Privacyscore is a new tool allowing Facebook (News - Alert) users to rate how each of the top apps respect consumer privacy for free. Privacy Choice, the research firm responsible for the development of Privacyscore, reports that apps generally come with over 140 different tracking devices that read the browsing habits of app users, in order to implement ad strategies that more effectively target individual consumers.
By Facebook allowing app users to use Privacyscore, consumers have the education needed to control their own amount of exposure. App developers may therefore benefit from tools such as Privacyscore because these tools could reduce the need for no-not-track laws from passing.

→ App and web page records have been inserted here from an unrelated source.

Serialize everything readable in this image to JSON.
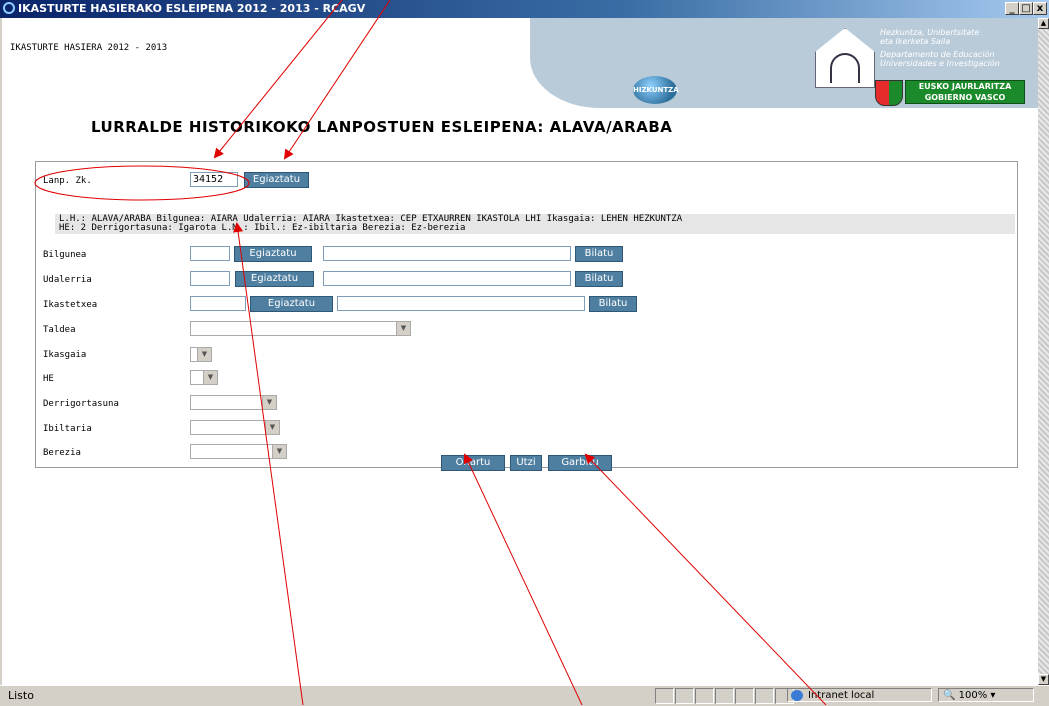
{
  "window": {
    "title": "IKASTURTE HASIERAKO ESLEIPENA 2012 - 2013 - RCAGV",
    "controls": [
      "_",
      "□",
      "x"
    ]
  },
  "page": {
    "header": "IKASTURTE HASIERA 2012 - 2013"
  },
  "banner": {
    "hizkuntza": "HIZKUNTZA",
    "dept_lines": [
      "Hezkuntza, Unibertsitate",
      "eta Ikerketa Saila",
      "Departamento de Educación",
      "Universidades e Investigación"
    ],
    "gov_lines": [
      "EUSKO JAURLARITZA",
      "GOBIERNO VASCO"
    ]
  },
  "title": "LURRALDE HISTORIKOKO LANPOSTUEN ESLEIPENA: ALAVA/ARABA",
  "form": {
    "lanp_label": "Lanp. Zk.",
    "lanp_value": "34152",
    "egiaztatu": "Egiaztatu",
    "bilatu": "Bilatu",
    "info_line1": "L.H.: ALAVA/ARABA  Bilgunea: AIARA  Udalerria: AIARA  Ikastetxea: CEP ETXAURREN IKASTOLA LHI  Ikasgaia:  LEHEN HEZKUNTZA",
    "info_line2": "HE: 2  Derrigortasuna:  Igarota  L.M.:   Ibil.: Ez-ibiltaria  Berezia: Ez-berezia",
    "fields": {
      "bilgunea": "Bilgunea",
      "udalerria": "Udalerria",
      "ikastetxea": "Ikastetxea",
      "taldea": "Taldea",
      "ikasgaia": "Ikasgaia",
      "he": "HE",
      "derrigortasuna": "Derrigortasuna",
      "ibiltaria": "Ibiltaria",
      "berezia": "Berezia"
    },
    "actions": {
      "onartu": "Onartu",
      "utzi": "Utzi",
      "garbitu": "Garbitu"
    }
  },
  "statusbar": {
    "status": "Listo",
    "zone": "Intranet local",
    "zoom": "100%"
  },
  "colors": {
    "button": "#4f7fa0",
    "banner": "#b9cbd9",
    "annotation": "#e00000"
  }
}
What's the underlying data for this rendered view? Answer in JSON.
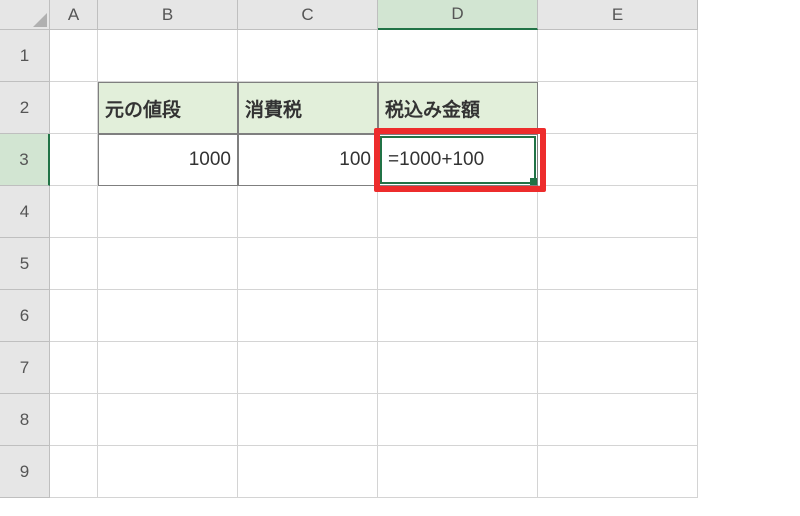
{
  "columns": [
    "A",
    "B",
    "C",
    "D",
    "E"
  ],
  "rows": [
    "1",
    "2",
    "3",
    "4",
    "5",
    "6",
    "7",
    "8",
    "9"
  ],
  "selected_column": "D",
  "selected_row": "3",
  "headers": {
    "B2": "元の値段",
    "C2": "消費税",
    "D2": "税込み金額"
  },
  "values": {
    "B3": "1000",
    "C3": "100"
  },
  "editing": {
    "cell": "D3",
    "formula": "=1000+100"
  },
  "chart_data": {
    "type": "table",
    "columns": [
      "元の値段",
      "消費税",
      "税込み金額"
    ],
    "rows": [
      {
        "元の値段": 1000,
        "消費税": 100,
        "税込み金額": "=1000+100"
      }
    ]
  }
}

IDG News interviewed Jon Leibowitz, the chairman of the U.S. Federal Trade Commission (FTC (News - Alert)), back in March, about his thoughts on the “Do-Not-Track-Laws,” that some experts might feel is the necessary step U.S. Congress must take in order to ensure the privacy of consumers. The Digital Advertising Alliance (DAA) has been actively taking strides to creating a browser-based no-tracking system in order to avoid these laws.

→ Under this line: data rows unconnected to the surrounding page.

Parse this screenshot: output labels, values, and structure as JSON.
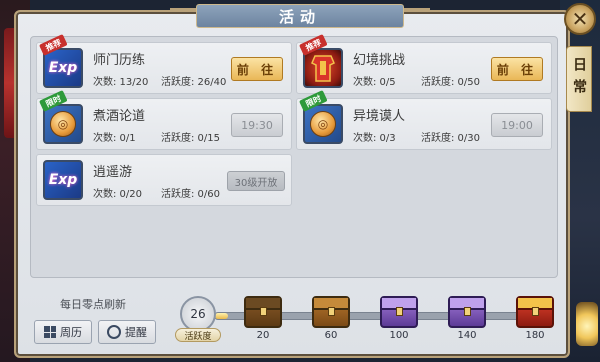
{
  "window": {
    "title": "活动",
    "close_glyph": "✕",
    "side_tab_label": "日常"
  },
  "activities": [
    {
      "name": "师门历练",
      "badge": "推荐",
      "badge_color": "#c8302c",
      "icon": "exp-icon",
      "icon_text": "Exp",
      "count": "次数: 13/20",
      "liveness": "活跃度: 26/40",
      "action": "前 往",
      "action_type": "go"
    },
    {
      "name": "幻境挑战",
      "badge": "推荐",
      "badge_color": "#c8302c",
      "icon": "armor-icon",
      "icon_text": "",
      "count": "次数: 0/5",
      "liveness": "活跃度: 0/50",
      "action": "前 往",
      "action_type": "go"
    },
    {
      "name": "煮酒论道",
      "badge": "限时",
      "badge_color": "#2e9a3a",
      "icon": "coin-icon",
      "icon_text": "",
      "count": "次数: 0/1",
      "liveness": "活跃度: 0/15",
      "action": "19:30",
      "action_type": "time"
    },
    {
      "name": "异境谟人",
      "badge": "限时",
      "badge_color": "#2e9a3a",
      "icon": "coin-icon",
      "icon_text": "",
      "count": "次数: 0/3",
      "liveness": "活跃度: 0/30",
      "action": "19:00",
      "action_type": "time"
    },
    {
      "name": "逍遥游",
      "badge": "",
      "badge_color": "",
      "icon": "exp-icon",
      "icon_text": "Exp",
      "count": "次数: 0/20",
      "liveness": "活跃度: 0/60",
      "action": "30级开放",
      "action_type": "level"
    }
  ],
  "footer": {
    "refresh_text": "每日零点刷新",
    "calendar_button": "周历",
    "reminder_button": "提醒",
    "activity_value": "26",
    "activity_label": "活跃度",
    "progress_fraction": 0.04
  },
  "chests": [
    {
      "threshold": "20",
      "style": "wood"
    },
    {
      "threshold": "60",
      "style": "brown"
    },
    {
      "threshold": "100",
      "style": "purple"
    },
    {
      "threshold": "140",
      "style": "purple"
    },
    {
      "threshold": "180",
      "style": "red"
    }
  ]
}
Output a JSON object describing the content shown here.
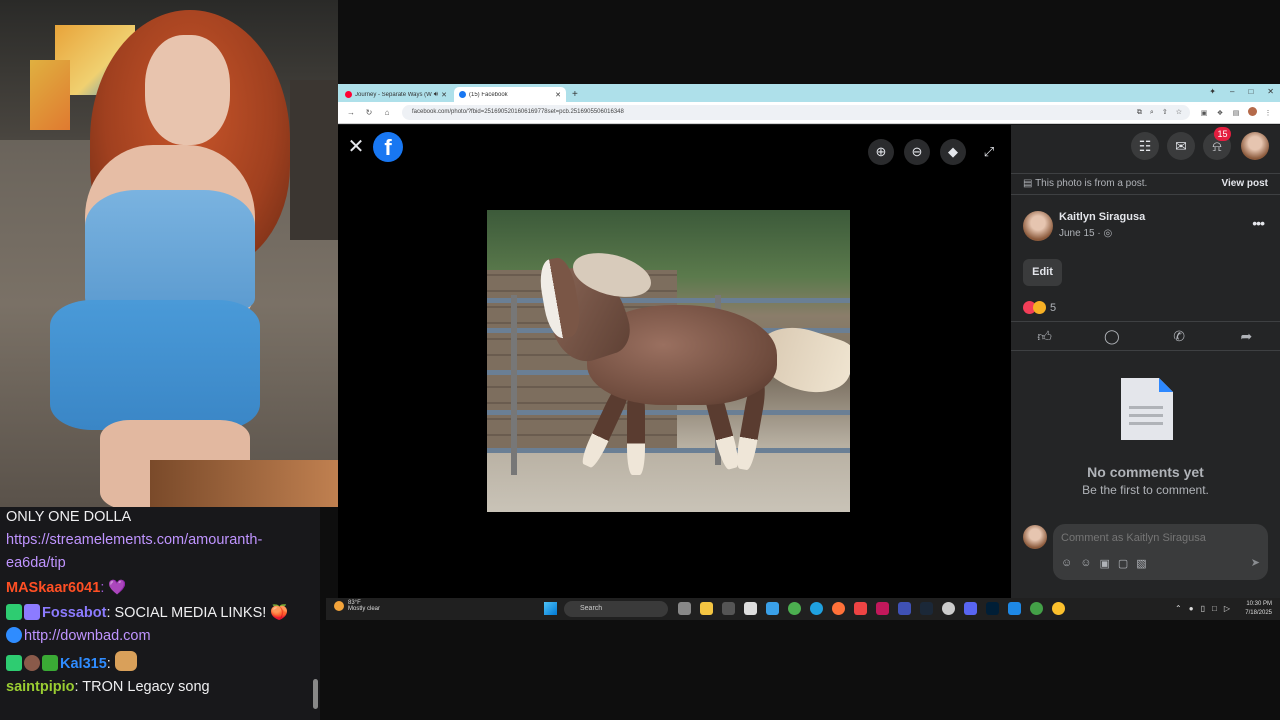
{
  "chat": {
    "messages": [
      {
        "user": "",
        "text": "ONLY ONE DOLLA"
      },
      {
        "user": "",
        "link": "https://streamelements.com/amouranth-",
        "link2": "ea6da/tip"
      },
      {
        "user": "MASkaar6041",
        "user_color": "#ff4f24",
        "text": ": 💜"
      },
      {
        "user": "Fossabot",
        "user_color": "#8c7bff",
        "text": ": SOCIAL MEDIA LINKS! 🍑"
      },
      {
        "user": "",
        "link": "http://downbad.com"
      },
      {
        "user": "Kal315",
        "user_color": "#2f8cff",
        "text": ":"
      },
      {
        "user": "saintpipio",
        "user_color": "#9acd32",
        "text": ": TRON Legacy song"
      }
    ]
  },
  "browser": {
    "tabs": [
      {
        "label": "Journey - Separate Ways (W",
        "active": false,
        "favicon_color": "#ff0033"
      },
      {
        "label": "(15) Facebook",
        "active": true,
        "favicon_color": "#1877f2"
      }
    ],
    "new_tab": "+",
    "url": "facebook.com/photo/?fbid=2516905201606169778set=pcb.2516905506016348"
  },
  "viewer": {
    "close": "✕",
    "logo": "f",
    "tools": [
      "zoom-in",
      "zoom-out",
      "tag",
      "fullscreen"
    ]
  },
  "panel": {
    "notification_count": "15",
    "from_post_text": "This photo is from a post.",
    "view_post": "View post",
    "author": "Kaitlyn Siragusa",
    "date": "June 15 ·",
    "edit": "Edit",
    "reaction_count": "5",
    "no_comments_title": "No comments yet",
    "no_comments_sub": "Be the first to comment.",
    "comment_placeholder": "Comment as Kaitlyn Siragusa"
  },
  "taskbar": {
    "temp": "83°F",
    "weather": "Mostly clear",
    "search": "Search",
    "time": "10:30 PM",
    "date": "7/18/2025"
  }
}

But Leibowitz states, “Consumers should have that choice, and consumers should have that control.”
Jules Polonetsky, director of the Washington D.C.’s Future of Privacy Forum, told USA Today that "this certainly is going to be a useful tool for consumers, but it may actually be even more useful in pushing application developers, who don't like getting poor grades, to look more closely at their own privacy practices."

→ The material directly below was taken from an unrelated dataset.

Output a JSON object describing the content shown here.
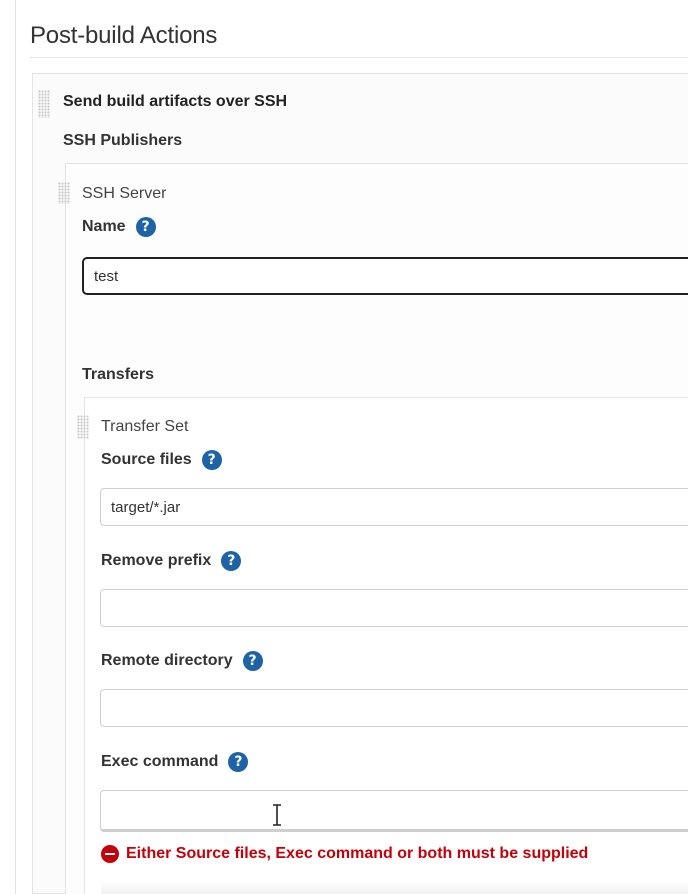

Privacyscore currently applies to 140 of the most popular apps. The scale ranges from 1-100, with 100 being the best score an app can earn. Gardens of Time is one of the top rated at 95 with Sims Social close behind with a score of 94. Fruit Ninja Frenzy is one of the lowest rated with a score of 50. Angry Birds, always a favorite, has a score of 66.
Edited by Braden Becker